I-70 Delays at Dumont
According to a media advisory distributed by the Colorado Department of Transportation (CDOT), traffic will be periodically stopped in both directions on I-70 near Mile Point 236 just east of Dumont between the hours of 9 a.m. and 3 p.m. Tuesday, May 25, and Wednesday, May 26. Traffic stops are necessary while loose rocks are pushed off the mountain slope above the highway.
Vehicles will be stopped for about 20 minutes while crews perform this rock scaling work and clean up the highway. The queue of stopped vehicles will then be released before traffic is again stopped and the process repeats. Drivers should plan for delays of up to 30 minutes.
There will be no traffic impacts during the Memorial Day holiday but another two days of brief traffic holds will take place in June when a helicopter is used to drape the rockfall mesh over the slope. Work is planned to be complete before the Fourth of July holiday.
This rockfall mitigation work will help stabilize the slope where a 2019 rockslide the day after Thanksgiving prompted an emergency closure of I-70.
Summer Planning Guide: I-70 Mountain Corridor
According to a press release distributed to media outlets on Monday, May 17, the Colorado Department of Transportation reported, the Interstate 70 Mountain Corridor between Denver and Grand Junction will have a busy construction season this spring and summer as the Colorado Department of Transportation is making numerous improvements to the corridor.
Go to the I-70 Mountain Corridor page to see larger versions of the maps below.
“While we have a lot of work to do, we are carefully coordinated across the state so that the typical traveler will experience limited disruptions,” said CDOT Executive Director Shoshana Lew. “Still, if you plan to travel through the high country on I-70, it is always best to plan ahead and be prepared for changing conditions.
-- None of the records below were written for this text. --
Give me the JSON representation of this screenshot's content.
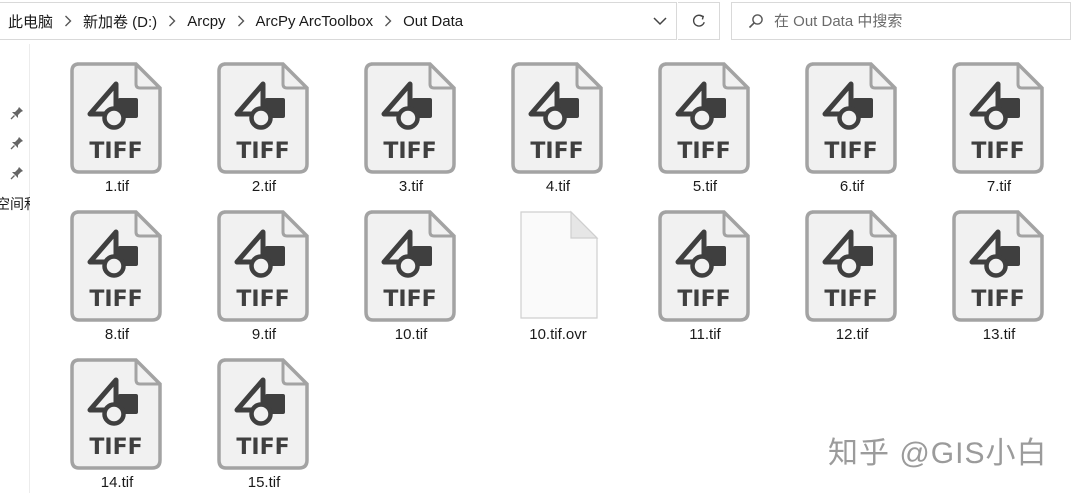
{
  "breadcrumb": {
    "items": [
      "此电脑",
      "新加卷 (D:)",
      "Arcpy",
      "ArcPy ArcToolbox",
      "Out Data"
    ]
  },
  "search": {
    "placeholder": "在 Out Data 中搜索"
  },
  "navpane": {
    "quick_access_label": "空间和"
  },
  "files": [
    {
      "name": "1.tif",
      "type": "tiff",
      "badge": "TIFF"
    },
    {
      "name": "2.tif",
      "type": "tiff",
      "badge": "TIFF"
    },
    {
      "name": "3.tif",
      "type": "tiff",
      "badge": "TIFF"
    },
    {
      "name": "4.tif",
      "type": "tiff",
      "badge": "TIFF"
    },
    {
      "name": "5.tif",
      "type": "tiff",
      "badge": "TIFF"
    },
    {
      "name": "6.tif",
      "type": "tiff",
      "badge": "TIFF"
    },
    {
      "name": "7.tif",
      "type": "tiff",
      "badge": "TIFF"
    },
    {
      "name": "8.tif",
      "type": "tiff",
      "badge": "TIFF"
    },
    {
      "name": "9.tif",
      "type": "tiff",
      "badge": "TIFF"
    },
    {
      "name": "10.tif",
      "type": "tiff",
      "badge": "TIFF"
    },
    {
      "name": "10.tif.ovr",
      "type": "generic",
      "badge": ""
    },
    {
      "name": "11.tif",
      "type": "tiff",
      "badge": "TIFF"
    },
    {
      "name": "12.tif",
      "type": "tiff",
      "badge": "TIFF"
    },
    {
      "name": "13.tif",
      "type": "tiff",
      "badge": "TIFF"
    },
    {
      "name": "14.tif",
      "type": "tiff",
      "badge": "TIFF"
    },
    {
      "name": "15.tif",
      "type": "tiff",
      "badge": "TIFF"
    }
  ],
  "watermark": "知乎 @GIS小白",
  "colors": {
    "icon_border": "#a3a3a3",
    "icon_fill": "#f1f1f1",
    "glyph": "#3f3f3f"
  }
}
If you are traveling during nighttime hours – when many of our lane closures are planned – expect small changes to traffic patterns and go just a little slower to handle these changes safely.”
Because I-70 is so heavily used, and the weather conditions in the high country limit the time to do much of the upkeep work on the interstate, CDOT will conduct the work with the least impact as possible to motorists. Most of the lane closures on I-70 from C-470 to the Eisenhower Johnson Memorial Tunnel will occur overnight, with daytime work restricted to emergencies and short-term traffic holds for rockfall mitigation. No lane closures will be planned on weekends or holidays. There will be daytime lane closures on nearby US 6 Clear Creek County and US 40.
“Travelers should be aware of planned work along both I-70 and some of the popular parallel routes like US-6 and US-40,” said Denver Metro Regional Transportation Director Paul Jesaitis. “If you are headed to the mountains from the Front Range, know before you go so that you can enjoy summertime in the mountains.”
“In addition to a number of projects in Glenwood Canyon, CDOT crews will conduct a variety of maintenance operations from the Continental Divide to the Utah border,” said Northwest Regional Transportation Director Mike Goolsby. “The daily work on these projects will be limited to relatively small areas that reduce the impacts to travelers, but drivers still need to be aware of these minor disruptions.”
Multiple projects are underway in Glenwood Canyon with several scheduled to be complete before the busy summer travel season. Motorists should plan for lower speeds and intermittent daytime single lane closures. If there is a safety closure in Glenwood Canyon due to a Flash Flood Warning, CDOT recommends the alternate route if the closure is anticipated to last longer than two hours. Motorists should detour by traveling via CO 9 to US 40 to CO 13.
Motorists should be prepared for heavy traffic along the highly traveled mountain corridor during the busy summer season, give themselves some extra time to reach their destination, drive safely through work zones and check out COtrip.org for the latest road conditions.